MOVIE REVIEW: Superbad dad puts 'Despicable Me' at top of 2010 animated films



Despicable Me (PG)

4 out of 4 stars

With 2010 halfway complete, the suits in Hollywood have much to be happy about and an equal, if not greater, amount of serious negatives. Business is up and most of the live-action movies released thus far have largely performed according to expectations.

The biggest bit of bad news is that the majority of these same films are severely lacking in quality and three of the four best movies of the year are animated. While great for children and families, this isn’t so wonderful for the industry’s highly desired 18 to 25 demographic, people who steadfastly avoid animation.

“Despicable Me” could be the young adult animated movie Hollywood has been trying in vain to create since the dawn of the medium. It is whip-smart, prickly, topical and just sinister enough to appeal to anyone allergic to standard homespun, sickly-sweet animated fare.

Owing a great deal to the TV versions of “Rocky & Bullwinkle” and “The Addams Family,” Mad Magazine’s “Spy vs. Spy” and a little of Stanley Kubrick’s “Dr. Strangelove,” “Despicable Me” might not be to everyone’s liking but it is easily the most interesting animated film since “WALL-E.”

Moving with an assured yet stilted gait and looking like a cross between Uncle Fester from “The Addams Family,” the Grinch and Dr. Evil, Gru (Steve Carell) is the world’s acknowledged top criminal and a mad scientist to boot. His home is adorned with tributes to famous outlaws of the past along with antique weapons and the occasional torture device. Warm and cuddly Gru is not.

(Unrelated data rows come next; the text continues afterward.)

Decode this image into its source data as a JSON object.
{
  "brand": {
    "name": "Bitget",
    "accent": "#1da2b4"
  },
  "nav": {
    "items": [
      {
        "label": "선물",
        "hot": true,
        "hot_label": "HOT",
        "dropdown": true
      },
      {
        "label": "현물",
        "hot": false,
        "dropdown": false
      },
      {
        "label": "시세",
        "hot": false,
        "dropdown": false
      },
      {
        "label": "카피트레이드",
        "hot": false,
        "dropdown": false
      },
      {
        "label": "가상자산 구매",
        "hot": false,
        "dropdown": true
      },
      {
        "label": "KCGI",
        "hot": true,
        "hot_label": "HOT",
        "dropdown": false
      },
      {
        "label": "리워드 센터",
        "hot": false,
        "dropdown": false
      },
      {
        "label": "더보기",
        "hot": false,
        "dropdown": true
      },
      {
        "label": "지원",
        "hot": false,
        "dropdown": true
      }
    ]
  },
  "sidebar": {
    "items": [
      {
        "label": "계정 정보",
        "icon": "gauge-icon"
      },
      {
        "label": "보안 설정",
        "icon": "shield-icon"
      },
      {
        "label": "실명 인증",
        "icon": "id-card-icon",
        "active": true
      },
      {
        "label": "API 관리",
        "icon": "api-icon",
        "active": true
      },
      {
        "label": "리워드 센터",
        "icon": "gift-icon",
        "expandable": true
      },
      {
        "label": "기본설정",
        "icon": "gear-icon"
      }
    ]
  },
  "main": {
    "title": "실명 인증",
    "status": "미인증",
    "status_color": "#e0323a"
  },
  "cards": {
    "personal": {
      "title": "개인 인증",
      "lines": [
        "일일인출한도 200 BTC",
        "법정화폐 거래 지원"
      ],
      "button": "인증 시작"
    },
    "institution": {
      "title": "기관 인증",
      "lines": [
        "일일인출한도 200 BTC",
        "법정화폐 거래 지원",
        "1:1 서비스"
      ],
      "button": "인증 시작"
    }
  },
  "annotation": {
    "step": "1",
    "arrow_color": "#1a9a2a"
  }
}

When Gru discovers he’s been usurped by the obnoxious and peppy upstart Vector (Jason Segal), he mildly panics. Vector has just stolen Egypt’s Great Pyramid and Gru figures the only thing that can top that performance would be to steal the moon. Only momentarily stymied, Gru decides to infiltrate Vector’s lair in order to take back something with the unknowing assistance of three orphan girls selling cookies. In order to accomplish this he’ll have to temporarily adopt the girls, lull them into a false sense of security and then toss them by the wayside when he’s done. Heartwarming stuff, huh?

In an effort to help us make sense of Gru’s pointed demeanor and sharp edges, the four French filmmakers regularly interrupt the story with flashback sequences showing Gru as a child trying desperately to impress his domineering mother (an unrecognizable Julie Andrews). In addition to being double-over hilarious, these welcomed breaks go far in nurturing our empathy regarding Gru’s parent/child issues, stand-offish personality and pile-driving, overachieving nature.

Beating out the orphans in the charm department by just a nose are the hundreds, maybe thousands of yellow, capsule-shaped minions. For the better part of the last year, the minions have been the only characters used to market the film and children will adore them instantly. (Parent should be prepared for an onslaught of tie-in toy requests.) Speaking in a high-pitched, sped-up, incomprehensible babble, they assist Gru and his aging professor partner Dr. Nefario (Russell Brand) with good-natured, worker-bee fervor yet tend to miss their marks more than they hit them.

“Despicable Me” is the first feature release from upstart Illumination Entertainment and everything they’re doing — including a clever opening title sequence motion logo — echoes Pixar. Some might call the movie a Pixar rip-off and in part, they might be right. However, if you’re going to borrow or pinch, you might as well do so from the very best.